Mr Flanagan continued, "Comparisons to pay in England & Wales, and to other countries, confirm that salaries for Scotland's teachers compare poorly both to other graduate professions and to teachers in other countries."

"In England & Wales, unpromoted teachers can earn between £38,663 to £47,298 depending on where they live. In Scotland, the maximum for an unpromoted teacher is currently £36,408 - so the previously rejected SNCT pay offer would absolutely not make Scotland's teachers the best paid in the UK."

Mr Flanagan added, "The low pay of Scotland's teachers is even more glaring in comparison to other countries, using data from the OECD. This data highlights that teacher pay has, in general, risen in other countries over the past decade."

"In Scotland, by contrast, pay has been cut in real-terms during this period. OECD data confirms that the average pay, internationally, for a teacher is £42,000 at primary level and £45,000 in secondary – or a rough average of £43,500 overall."
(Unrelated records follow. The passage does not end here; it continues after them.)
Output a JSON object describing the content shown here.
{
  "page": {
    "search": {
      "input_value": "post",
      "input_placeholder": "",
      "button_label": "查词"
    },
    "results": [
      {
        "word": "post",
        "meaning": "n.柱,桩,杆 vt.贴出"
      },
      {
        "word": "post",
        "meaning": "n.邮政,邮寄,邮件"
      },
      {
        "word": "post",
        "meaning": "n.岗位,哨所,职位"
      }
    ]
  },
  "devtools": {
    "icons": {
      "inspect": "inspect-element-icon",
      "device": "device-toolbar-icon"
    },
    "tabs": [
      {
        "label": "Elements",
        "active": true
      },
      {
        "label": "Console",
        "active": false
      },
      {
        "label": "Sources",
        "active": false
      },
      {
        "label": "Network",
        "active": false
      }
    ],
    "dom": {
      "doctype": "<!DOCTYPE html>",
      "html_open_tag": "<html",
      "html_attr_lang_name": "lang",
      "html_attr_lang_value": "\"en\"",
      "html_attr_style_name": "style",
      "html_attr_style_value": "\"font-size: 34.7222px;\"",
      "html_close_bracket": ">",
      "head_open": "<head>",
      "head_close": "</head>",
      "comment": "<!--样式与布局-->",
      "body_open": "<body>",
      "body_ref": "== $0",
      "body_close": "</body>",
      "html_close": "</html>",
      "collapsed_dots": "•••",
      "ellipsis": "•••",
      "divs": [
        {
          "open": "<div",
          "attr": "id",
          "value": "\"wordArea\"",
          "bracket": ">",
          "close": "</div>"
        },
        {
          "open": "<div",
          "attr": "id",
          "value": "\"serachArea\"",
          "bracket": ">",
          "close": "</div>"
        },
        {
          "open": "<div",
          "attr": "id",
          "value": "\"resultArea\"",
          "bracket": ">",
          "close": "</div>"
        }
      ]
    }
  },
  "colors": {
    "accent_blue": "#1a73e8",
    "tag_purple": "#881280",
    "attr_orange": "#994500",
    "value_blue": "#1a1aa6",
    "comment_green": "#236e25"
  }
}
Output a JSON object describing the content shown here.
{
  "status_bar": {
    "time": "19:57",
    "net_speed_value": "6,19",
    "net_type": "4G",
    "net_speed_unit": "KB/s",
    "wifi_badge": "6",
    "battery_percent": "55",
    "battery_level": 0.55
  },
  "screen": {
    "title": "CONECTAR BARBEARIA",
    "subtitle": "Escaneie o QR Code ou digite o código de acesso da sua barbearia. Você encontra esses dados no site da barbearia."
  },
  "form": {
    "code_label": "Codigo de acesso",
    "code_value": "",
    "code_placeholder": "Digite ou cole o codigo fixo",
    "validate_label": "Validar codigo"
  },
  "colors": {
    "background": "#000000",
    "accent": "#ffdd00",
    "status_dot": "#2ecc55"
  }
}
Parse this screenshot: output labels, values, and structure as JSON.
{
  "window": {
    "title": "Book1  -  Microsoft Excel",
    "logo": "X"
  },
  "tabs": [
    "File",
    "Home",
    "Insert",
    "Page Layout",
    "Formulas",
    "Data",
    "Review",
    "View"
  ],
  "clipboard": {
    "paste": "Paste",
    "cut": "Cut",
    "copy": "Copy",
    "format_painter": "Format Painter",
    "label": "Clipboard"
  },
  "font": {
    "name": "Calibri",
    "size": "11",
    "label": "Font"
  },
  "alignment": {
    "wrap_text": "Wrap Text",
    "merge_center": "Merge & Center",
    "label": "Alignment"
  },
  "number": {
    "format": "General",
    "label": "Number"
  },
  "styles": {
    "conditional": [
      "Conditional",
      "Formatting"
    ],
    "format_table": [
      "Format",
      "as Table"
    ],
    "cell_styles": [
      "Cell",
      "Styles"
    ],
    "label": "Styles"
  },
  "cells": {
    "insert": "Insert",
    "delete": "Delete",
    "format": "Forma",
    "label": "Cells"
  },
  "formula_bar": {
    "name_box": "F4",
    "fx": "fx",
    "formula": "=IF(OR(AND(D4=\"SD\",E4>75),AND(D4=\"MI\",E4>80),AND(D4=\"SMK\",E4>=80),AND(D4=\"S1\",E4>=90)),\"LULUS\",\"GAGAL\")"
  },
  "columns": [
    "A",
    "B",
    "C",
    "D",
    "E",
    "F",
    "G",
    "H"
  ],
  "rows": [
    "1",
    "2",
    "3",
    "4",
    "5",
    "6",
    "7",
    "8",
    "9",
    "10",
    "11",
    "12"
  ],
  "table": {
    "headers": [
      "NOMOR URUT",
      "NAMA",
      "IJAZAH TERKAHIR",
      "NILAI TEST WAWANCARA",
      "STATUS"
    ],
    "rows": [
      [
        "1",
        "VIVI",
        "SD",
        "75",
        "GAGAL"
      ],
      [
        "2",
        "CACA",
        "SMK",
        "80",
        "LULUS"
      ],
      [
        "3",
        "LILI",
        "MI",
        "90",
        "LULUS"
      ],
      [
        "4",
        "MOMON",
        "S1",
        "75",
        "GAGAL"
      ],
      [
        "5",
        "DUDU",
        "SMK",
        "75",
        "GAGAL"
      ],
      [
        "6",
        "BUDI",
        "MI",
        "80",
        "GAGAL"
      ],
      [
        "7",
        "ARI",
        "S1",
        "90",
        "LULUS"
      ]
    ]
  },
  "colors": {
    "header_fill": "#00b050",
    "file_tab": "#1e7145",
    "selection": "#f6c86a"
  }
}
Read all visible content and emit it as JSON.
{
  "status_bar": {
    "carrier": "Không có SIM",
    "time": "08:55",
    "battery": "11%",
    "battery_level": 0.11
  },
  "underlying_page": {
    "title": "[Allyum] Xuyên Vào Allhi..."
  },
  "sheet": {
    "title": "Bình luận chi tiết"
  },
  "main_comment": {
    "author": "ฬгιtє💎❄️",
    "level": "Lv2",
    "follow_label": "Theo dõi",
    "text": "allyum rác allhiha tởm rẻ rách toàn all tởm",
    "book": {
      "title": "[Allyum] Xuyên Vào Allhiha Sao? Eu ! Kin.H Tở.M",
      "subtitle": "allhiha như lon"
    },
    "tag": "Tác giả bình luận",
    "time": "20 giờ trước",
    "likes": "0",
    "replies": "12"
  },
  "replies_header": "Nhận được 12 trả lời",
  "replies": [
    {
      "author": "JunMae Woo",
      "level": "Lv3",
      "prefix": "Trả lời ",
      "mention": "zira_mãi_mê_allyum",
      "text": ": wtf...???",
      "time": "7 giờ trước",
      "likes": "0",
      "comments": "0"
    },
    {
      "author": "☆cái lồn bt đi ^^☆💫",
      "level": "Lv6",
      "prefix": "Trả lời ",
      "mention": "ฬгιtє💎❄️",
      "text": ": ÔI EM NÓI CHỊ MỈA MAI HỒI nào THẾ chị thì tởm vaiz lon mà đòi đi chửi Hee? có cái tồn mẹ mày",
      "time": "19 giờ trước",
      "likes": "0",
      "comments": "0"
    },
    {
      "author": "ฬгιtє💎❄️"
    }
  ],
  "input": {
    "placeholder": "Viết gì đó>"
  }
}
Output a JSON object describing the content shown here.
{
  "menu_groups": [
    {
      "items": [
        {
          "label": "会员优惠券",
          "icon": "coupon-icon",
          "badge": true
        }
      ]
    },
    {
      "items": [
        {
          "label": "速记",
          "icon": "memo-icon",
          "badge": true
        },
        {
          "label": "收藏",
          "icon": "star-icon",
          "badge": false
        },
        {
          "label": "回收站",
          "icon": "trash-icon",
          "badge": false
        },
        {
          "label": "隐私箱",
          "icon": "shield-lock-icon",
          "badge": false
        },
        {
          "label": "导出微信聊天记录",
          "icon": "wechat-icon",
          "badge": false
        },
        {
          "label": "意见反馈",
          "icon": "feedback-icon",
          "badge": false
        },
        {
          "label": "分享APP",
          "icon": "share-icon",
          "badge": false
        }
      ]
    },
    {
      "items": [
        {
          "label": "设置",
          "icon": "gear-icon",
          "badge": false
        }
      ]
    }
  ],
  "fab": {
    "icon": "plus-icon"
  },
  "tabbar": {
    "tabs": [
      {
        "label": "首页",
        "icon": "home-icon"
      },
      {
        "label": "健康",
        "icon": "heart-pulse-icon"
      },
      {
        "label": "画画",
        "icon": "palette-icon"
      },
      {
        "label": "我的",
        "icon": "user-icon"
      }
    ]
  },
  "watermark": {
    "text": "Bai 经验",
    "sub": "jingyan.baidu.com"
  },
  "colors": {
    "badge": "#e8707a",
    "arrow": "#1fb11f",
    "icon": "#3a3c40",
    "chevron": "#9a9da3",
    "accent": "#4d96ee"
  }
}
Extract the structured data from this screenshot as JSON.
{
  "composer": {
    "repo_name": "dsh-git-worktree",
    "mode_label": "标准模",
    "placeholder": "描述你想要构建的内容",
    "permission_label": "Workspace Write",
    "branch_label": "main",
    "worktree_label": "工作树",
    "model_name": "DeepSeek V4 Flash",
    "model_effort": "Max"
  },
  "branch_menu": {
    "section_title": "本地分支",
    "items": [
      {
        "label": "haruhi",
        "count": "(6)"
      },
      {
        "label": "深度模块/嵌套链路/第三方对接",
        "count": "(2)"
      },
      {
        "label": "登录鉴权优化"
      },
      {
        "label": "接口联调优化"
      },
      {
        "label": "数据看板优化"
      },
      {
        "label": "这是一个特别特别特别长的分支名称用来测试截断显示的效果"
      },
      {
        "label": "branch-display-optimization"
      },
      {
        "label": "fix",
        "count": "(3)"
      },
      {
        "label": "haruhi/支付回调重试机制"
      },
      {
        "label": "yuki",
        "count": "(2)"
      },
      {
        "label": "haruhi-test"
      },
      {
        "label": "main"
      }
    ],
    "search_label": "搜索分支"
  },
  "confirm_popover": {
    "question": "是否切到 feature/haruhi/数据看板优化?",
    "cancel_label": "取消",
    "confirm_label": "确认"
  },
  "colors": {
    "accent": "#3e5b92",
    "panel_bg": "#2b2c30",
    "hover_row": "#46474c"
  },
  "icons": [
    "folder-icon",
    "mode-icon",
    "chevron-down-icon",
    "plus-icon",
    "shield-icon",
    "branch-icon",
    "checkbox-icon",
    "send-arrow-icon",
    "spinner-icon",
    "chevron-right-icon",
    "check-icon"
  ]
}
"In Scotland, the top of the pay scale for a class teacher is less than £36,500, which puts Scotland's teachers over £7000 per year worse off than teachers in other countries. It is this pay disparity that has created the growing crisis in teacher recruitment and retention, with serious implications for our education system and our young people."